-- Carry your bear spray in your cooler. I was so worried about bear spray after reading certain posts on this forum. Brad, our YA guide, recommend we keep it in our cooler when we weren't using it. Great idea and eased my mind of carrying it through the park.
-- National Museum of Wildlife Art in Jackson Hole is well worth an hour or two of your time.
-- Having a really big car is nice in Yellowstone. We were upgraded to Ford Expedition -- I was very nervous about being able to pull over off the road in such a huge car, but we never had any problems. I also liked being up high.
-- The 8:30 am ranger led hike on Geyser Hill is great. And use Pam's plan for your perfect geyser day. :)

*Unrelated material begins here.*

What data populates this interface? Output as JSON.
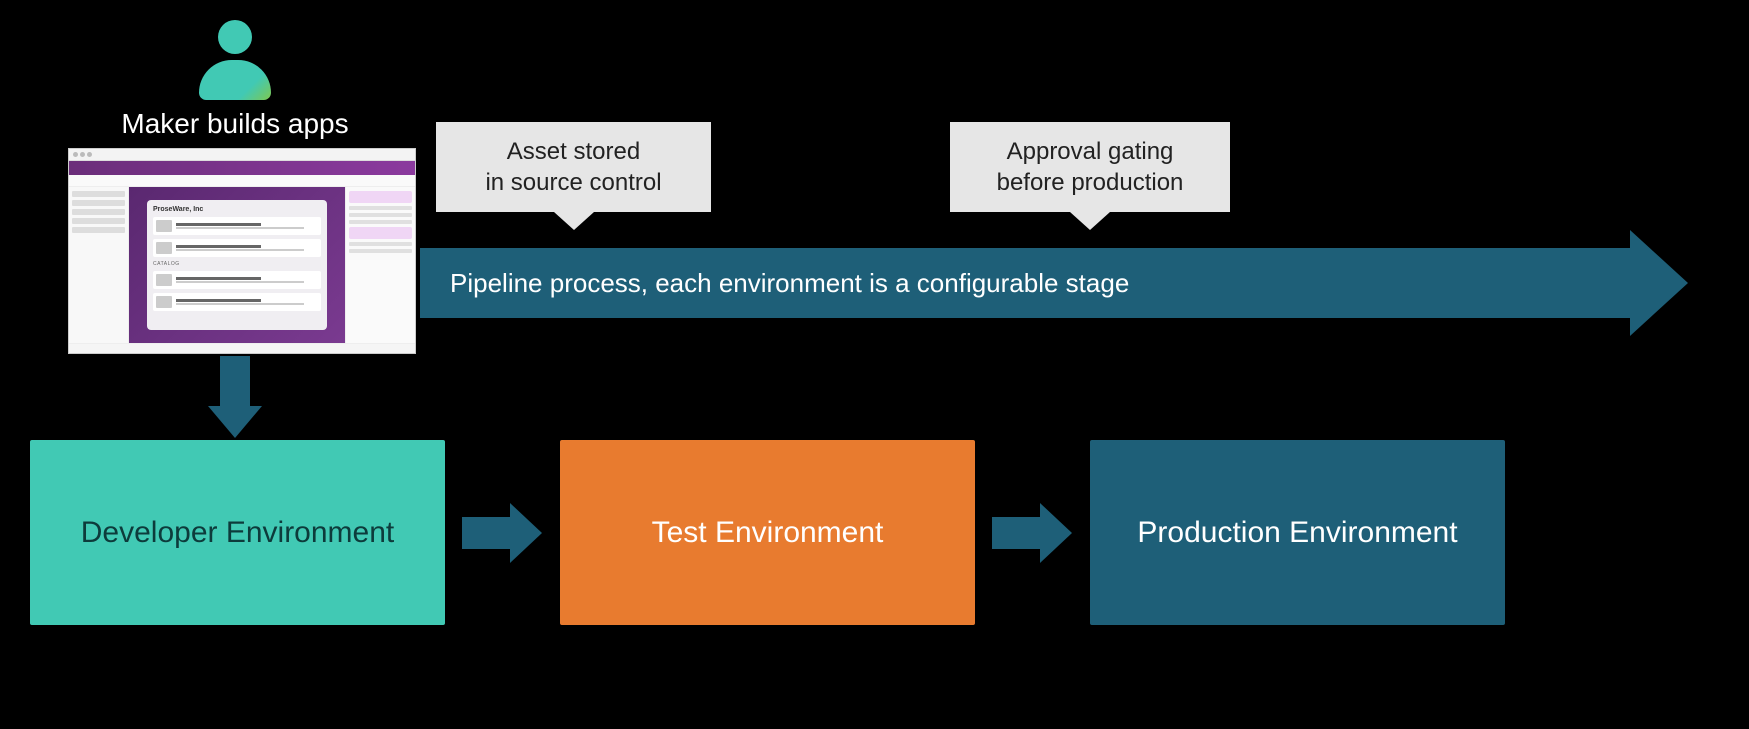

-- The Gypsy Guide App is great and very informative. All four of us enjoyed it and we were a little sad to say goodbye to our guide when we headed into the Tetons.
-- Part way through the trip, I told my boys I thought we should have brought them here when they were younger. They both said, oh no, we are perfect ages right now.
-- Watching a black bear eat berries
-- Seeing three grizzly bears
-- Beautiful Lamar Valley
-- Beautiful Hayden Valley
-- Bison -- they are just incredible creatures
-- Mother moose and baby walking up towards us on the Cascade Canyon trail in GTNP. Plus seeing two other more distant moose.
-- Wolves howling, playing and bison charging them.
-- Hiking Mt. Washburn and herd of big horn sheep
-- The sweetest little blue bird flying in front of our car and landing on a branch. We think he must have been a mountain blue bird.
-- Meeting many kind people and families
-- Waking up early, getting out/away at peak times, and going out again late afternoon to sunset
-- My kids wanting to wake up early to see wildlife
-- Talking with helpful park rangers and the sweet, friendly Xanterra employees
-- Listening to the violin/piano player in the evening at OFI
-- Watching the stars, wrapped in a blanket waiting for Old Faithful to errupt
-- Bacteria mats - who knew bacteria could be so beautiful
-- Yellow bellied marmots playing in the rocks
-- Seeing 4 of the 5 predictable geysers
-- Laughing with family
-- Rockafeller Preserve in GTNP
-- Our first family picture in Roosevelt arch shows a 14 year old in all his teenage coolness. 12 days later he was the one that reminded me that we needed to get our picture in front of the Jackson Hole square before we catch our flight. In the picture, he is all smiles and his teenage coolness has somehow disappeared. :)
Thank you to all the experts and other contributors on this forum. You really are wonderful.